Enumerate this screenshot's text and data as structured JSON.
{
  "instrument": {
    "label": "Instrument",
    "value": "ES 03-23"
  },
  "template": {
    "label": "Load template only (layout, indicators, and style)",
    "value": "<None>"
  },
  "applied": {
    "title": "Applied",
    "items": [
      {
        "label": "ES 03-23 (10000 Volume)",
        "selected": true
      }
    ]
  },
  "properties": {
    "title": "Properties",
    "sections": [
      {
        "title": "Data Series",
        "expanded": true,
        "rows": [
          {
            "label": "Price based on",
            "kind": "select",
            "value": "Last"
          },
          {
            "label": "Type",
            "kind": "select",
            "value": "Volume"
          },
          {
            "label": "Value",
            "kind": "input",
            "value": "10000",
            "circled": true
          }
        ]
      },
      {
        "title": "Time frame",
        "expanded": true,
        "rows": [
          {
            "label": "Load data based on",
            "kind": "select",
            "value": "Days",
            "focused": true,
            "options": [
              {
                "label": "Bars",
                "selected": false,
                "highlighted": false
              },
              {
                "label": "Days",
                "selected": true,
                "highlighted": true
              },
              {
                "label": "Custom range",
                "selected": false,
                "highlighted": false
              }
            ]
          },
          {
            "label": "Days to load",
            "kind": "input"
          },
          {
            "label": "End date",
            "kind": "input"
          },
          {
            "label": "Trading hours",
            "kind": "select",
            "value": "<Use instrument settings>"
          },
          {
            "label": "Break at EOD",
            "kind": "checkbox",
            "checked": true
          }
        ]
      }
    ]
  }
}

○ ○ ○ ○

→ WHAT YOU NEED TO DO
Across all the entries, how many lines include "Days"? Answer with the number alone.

→ OUTPUT OF THE TASK
3